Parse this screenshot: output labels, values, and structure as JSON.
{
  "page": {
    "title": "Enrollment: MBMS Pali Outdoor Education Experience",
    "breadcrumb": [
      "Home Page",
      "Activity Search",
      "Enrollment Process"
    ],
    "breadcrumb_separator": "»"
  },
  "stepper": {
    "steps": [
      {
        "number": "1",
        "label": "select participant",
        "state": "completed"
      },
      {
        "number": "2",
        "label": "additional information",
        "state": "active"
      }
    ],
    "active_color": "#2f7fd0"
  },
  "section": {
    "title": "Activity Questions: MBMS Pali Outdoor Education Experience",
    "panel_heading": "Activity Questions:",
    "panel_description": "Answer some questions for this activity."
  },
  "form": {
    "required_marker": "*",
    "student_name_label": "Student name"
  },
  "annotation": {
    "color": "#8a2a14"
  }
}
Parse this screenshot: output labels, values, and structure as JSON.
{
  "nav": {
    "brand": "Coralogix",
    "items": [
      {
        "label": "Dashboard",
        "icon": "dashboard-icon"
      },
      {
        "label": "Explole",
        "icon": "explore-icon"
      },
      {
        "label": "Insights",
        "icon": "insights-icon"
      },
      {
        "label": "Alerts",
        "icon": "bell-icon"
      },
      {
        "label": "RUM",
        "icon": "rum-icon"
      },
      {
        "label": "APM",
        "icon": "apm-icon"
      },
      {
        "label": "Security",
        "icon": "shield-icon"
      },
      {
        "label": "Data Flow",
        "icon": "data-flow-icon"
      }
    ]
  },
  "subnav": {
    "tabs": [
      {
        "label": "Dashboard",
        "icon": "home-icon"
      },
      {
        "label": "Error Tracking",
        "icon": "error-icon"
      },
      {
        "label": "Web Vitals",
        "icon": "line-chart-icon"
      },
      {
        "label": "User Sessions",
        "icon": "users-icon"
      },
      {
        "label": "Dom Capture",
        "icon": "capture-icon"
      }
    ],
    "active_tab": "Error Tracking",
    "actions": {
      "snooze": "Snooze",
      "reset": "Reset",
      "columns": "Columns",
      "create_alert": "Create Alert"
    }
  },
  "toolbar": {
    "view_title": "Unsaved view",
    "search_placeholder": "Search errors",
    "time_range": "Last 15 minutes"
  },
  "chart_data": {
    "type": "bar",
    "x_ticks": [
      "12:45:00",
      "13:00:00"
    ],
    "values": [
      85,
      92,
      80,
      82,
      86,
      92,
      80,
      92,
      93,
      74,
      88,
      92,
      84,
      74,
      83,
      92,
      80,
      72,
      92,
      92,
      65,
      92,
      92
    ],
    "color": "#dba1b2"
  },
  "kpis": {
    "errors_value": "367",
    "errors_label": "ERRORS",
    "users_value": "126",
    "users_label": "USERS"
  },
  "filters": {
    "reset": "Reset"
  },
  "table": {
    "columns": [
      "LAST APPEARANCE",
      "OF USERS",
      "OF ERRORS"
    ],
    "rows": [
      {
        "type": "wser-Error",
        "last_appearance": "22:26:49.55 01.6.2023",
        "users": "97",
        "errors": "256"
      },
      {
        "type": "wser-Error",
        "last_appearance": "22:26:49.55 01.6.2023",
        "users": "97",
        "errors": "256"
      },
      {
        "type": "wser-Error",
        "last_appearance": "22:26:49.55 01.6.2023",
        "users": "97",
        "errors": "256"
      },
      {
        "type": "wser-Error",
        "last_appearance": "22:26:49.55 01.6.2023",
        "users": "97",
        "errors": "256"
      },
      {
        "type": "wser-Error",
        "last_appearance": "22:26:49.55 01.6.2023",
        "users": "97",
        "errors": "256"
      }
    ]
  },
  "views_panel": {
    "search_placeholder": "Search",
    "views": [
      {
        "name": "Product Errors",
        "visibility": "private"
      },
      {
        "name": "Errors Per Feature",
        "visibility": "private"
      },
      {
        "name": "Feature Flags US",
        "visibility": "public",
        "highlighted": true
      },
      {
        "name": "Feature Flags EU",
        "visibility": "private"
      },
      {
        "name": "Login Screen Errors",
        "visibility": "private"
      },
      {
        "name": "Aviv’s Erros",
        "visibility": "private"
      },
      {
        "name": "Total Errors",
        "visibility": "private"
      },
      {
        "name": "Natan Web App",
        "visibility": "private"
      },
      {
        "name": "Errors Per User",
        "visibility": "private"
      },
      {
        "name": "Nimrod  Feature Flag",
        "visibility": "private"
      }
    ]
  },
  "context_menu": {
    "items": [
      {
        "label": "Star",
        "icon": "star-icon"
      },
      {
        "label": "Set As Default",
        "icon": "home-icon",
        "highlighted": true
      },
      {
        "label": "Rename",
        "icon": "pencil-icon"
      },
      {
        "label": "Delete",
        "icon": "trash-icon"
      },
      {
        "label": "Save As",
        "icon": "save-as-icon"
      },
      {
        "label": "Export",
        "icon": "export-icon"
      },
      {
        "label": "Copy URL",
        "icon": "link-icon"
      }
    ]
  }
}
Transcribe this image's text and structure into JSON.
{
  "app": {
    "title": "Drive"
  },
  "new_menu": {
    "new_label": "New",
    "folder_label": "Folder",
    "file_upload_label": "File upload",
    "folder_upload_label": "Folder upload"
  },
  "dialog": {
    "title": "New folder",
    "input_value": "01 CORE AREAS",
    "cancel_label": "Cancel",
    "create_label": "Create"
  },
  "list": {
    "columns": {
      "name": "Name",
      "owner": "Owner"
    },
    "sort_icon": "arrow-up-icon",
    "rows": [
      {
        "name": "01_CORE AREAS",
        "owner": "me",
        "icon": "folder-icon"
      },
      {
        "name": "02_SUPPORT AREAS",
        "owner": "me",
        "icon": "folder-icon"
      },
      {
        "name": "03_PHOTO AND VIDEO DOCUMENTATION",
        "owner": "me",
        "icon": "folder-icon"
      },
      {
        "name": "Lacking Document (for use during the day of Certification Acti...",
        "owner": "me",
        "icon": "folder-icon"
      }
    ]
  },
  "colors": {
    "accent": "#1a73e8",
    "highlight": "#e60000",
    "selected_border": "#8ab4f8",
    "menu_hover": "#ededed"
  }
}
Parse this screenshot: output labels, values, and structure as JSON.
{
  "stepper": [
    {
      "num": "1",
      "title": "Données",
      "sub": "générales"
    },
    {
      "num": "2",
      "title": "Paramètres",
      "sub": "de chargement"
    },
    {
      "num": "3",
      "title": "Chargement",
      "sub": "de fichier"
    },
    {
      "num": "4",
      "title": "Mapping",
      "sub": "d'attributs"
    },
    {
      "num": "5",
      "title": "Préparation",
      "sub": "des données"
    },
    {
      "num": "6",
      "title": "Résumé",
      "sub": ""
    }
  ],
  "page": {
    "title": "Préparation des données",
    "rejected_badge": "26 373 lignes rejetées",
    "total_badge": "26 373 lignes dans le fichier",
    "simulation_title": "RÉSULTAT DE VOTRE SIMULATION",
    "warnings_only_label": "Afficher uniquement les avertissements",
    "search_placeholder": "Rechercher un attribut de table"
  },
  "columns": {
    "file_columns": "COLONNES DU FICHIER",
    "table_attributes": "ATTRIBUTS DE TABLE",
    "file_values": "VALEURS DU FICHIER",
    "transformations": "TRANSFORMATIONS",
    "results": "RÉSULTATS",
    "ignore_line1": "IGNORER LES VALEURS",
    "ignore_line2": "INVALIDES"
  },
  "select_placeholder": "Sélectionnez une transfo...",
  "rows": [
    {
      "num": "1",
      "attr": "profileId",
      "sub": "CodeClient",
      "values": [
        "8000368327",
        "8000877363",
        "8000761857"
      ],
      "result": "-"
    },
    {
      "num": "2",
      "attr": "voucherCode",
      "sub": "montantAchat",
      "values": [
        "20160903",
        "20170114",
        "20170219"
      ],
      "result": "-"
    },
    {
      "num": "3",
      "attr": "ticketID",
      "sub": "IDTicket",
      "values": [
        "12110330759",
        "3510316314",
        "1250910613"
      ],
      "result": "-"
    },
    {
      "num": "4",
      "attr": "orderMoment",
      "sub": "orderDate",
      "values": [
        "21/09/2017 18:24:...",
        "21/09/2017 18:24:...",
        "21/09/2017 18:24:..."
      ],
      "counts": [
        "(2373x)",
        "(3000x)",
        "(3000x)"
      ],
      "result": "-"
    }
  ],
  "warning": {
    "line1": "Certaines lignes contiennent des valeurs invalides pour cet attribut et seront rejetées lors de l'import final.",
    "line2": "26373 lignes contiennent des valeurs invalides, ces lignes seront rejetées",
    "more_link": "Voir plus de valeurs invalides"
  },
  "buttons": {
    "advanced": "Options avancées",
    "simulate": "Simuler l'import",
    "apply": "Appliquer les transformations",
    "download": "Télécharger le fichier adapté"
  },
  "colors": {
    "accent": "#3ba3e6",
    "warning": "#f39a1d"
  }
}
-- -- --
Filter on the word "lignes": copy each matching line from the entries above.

    "rejected_badge": "26 373 lignes rejetées",
    "total_badge": "26 373 lignes dans le fichier",
    "line1": "Certaines lignes contiennent des valeurs invalides pour cet attribut et seront rejetées lors de l'import final.",
    "line2": "26373 lignes contiennent des valeurs invalides, ces lignes seront rejetées",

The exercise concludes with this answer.